CEO Chat: Coaches and General Manager’s – Which are You?

This past week, my beloved Buffalo Bills (@buffalobills) ran headlong into a miracle this week. After four years of delving into mediocrity, the Bills fired their head coach and promoted their defensive coordinator to interim head coach.

As a Bills fan, I’m greatly relieved that the team showed the guts to get rid of their leader halfway through the season and start the hunt for a new coach earlier than the rest of the NFL. (Of course that means this season is pretty much over, but Bills fans knew that back after week 1)

Another question raised was, “Will the Bills get a real football general manager (GM) as well, hire one person to be the coach/GM, or keep the current pseudo-GM?” Since 2005, the Bills haven’t had a real GM, the person who is responsible for putting the team together, and the product on the field has shown it.

While only time will tell for the Bills, today I want to talk about the differences between “GM’s” and “coaches” in the business world.  Each has their benefits and weaknesses to developing your “team.” (For lack of a better word)

 


 

General Managers

These are the guys who hire the players (and coaches) for the team.

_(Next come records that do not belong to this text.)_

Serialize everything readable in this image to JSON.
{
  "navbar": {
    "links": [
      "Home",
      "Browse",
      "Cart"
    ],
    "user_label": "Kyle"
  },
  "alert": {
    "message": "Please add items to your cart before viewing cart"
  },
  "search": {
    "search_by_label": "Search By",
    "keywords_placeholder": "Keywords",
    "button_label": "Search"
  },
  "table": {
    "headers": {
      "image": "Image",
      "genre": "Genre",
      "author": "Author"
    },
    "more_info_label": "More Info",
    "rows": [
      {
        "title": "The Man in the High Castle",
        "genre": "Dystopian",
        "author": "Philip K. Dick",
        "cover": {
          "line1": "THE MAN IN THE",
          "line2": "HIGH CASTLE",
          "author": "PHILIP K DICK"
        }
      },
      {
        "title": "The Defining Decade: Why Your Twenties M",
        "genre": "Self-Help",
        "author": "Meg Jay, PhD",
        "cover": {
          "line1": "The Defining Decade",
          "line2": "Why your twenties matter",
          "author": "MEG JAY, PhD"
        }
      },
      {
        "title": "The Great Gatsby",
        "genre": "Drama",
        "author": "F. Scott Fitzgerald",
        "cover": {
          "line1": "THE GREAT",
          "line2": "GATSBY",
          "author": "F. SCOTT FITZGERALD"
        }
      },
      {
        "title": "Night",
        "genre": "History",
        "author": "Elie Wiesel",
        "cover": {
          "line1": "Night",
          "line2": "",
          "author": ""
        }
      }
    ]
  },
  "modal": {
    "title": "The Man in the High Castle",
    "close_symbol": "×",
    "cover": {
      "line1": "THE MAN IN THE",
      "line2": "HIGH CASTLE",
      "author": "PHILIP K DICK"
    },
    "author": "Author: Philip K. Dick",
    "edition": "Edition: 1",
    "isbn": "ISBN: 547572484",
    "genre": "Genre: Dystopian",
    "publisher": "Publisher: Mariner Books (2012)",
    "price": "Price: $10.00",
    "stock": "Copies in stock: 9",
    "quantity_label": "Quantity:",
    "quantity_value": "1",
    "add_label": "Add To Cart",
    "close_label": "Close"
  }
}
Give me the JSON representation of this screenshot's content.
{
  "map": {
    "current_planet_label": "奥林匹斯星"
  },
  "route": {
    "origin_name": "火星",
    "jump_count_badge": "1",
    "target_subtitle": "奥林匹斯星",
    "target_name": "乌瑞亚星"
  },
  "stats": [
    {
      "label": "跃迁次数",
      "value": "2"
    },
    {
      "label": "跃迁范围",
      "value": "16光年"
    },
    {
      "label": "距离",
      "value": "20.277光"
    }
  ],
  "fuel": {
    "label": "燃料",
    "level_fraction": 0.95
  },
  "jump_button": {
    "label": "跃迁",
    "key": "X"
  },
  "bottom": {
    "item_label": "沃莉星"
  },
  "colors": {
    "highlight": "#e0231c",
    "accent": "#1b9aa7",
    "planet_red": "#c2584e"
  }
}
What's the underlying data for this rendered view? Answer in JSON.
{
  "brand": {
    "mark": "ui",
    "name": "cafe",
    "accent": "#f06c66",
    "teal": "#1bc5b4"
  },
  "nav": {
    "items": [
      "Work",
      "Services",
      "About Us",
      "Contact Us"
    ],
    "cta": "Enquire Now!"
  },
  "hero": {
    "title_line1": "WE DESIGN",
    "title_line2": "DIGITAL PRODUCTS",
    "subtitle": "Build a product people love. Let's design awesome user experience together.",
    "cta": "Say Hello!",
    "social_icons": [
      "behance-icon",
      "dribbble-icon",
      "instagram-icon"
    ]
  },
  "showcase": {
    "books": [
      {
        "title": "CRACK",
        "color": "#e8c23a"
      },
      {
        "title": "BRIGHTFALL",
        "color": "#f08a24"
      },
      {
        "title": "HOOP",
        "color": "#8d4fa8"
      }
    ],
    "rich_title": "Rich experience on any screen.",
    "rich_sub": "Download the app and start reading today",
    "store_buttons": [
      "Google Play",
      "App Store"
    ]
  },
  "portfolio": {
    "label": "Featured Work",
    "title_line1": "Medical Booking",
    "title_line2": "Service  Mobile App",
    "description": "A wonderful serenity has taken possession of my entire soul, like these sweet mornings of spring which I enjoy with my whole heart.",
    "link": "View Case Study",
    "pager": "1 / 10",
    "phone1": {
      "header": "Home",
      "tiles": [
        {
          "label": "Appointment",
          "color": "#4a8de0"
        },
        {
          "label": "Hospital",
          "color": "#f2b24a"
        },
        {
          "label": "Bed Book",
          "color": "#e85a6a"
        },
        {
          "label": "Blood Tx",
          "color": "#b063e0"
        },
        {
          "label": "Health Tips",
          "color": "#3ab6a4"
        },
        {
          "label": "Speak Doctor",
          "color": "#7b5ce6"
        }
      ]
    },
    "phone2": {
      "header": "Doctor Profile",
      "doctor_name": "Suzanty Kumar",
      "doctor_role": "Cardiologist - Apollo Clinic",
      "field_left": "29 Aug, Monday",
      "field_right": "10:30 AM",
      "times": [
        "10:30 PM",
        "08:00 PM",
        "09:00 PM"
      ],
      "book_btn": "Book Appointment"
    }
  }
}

They put the pieces in place, and figure out how to best use each person’s strength to compensate for other’s weaknesses. They are also responsible for going out and scouting which players in college and free agency can make the organization better.  Instead of creating a situation to make the sum of the parts greater than the whole, they see each of the parts and how they can be more than the whole.

In a perfect world, they trust that the people they hire know how to do their jobs without too much prodding.

Coaches

These are the guys who lead the team, develop the game plan and calculate how the team will best work together.  They take the pieces that the general manager give them and put them together in a way that will maximize their chances for success.

They try to create a situation where the sum of the team’s parts is greater than the whole.

Again, in that perfect world we all want, they trust the people they lead and believe that they can finesse the best possible outcome from their team.

 


But Benson, I hear you saying, what about the dual-rolled “Coach/GM”? Can’t they provide the best possible outcome for you?  True, but to be honest, outside of a rare few people (in the NFL you know who they are, Mike Holmgren, Bill Cowher, Mike Shanahan) most fall short when trying to fulfill both roles. Whether the responsibilities for each are too much, or they lack one of the two necessary skill sets they fall short at one while usually crashing at the other.  In the NFL you too often see coaches wanting both positions – feeling that if they have to lead the group, they should be able to pick who they lead. However, this is more of an excuse to not develop a strong working relationship with the person selecting the team, there’s not the communication and trust between the two to work together for the best results possible.

 

All I want to say about this is figure out which role you better fill and stick with improving yourself at that. There will be time to develop the other side’s skills at another time when you already have a base of experience to build on.  And this way, at least you’ll be showing improvement and success to one of the other people who really matter – your boss.

This requires a truthful self-evaluation. Which of the above sounds more like you? Do you want to put the pieces in place to succeed and not micromanage them, or do you prefer the challenge of taking what you have in the office and kicking ass with that? Or am I totally off-base here?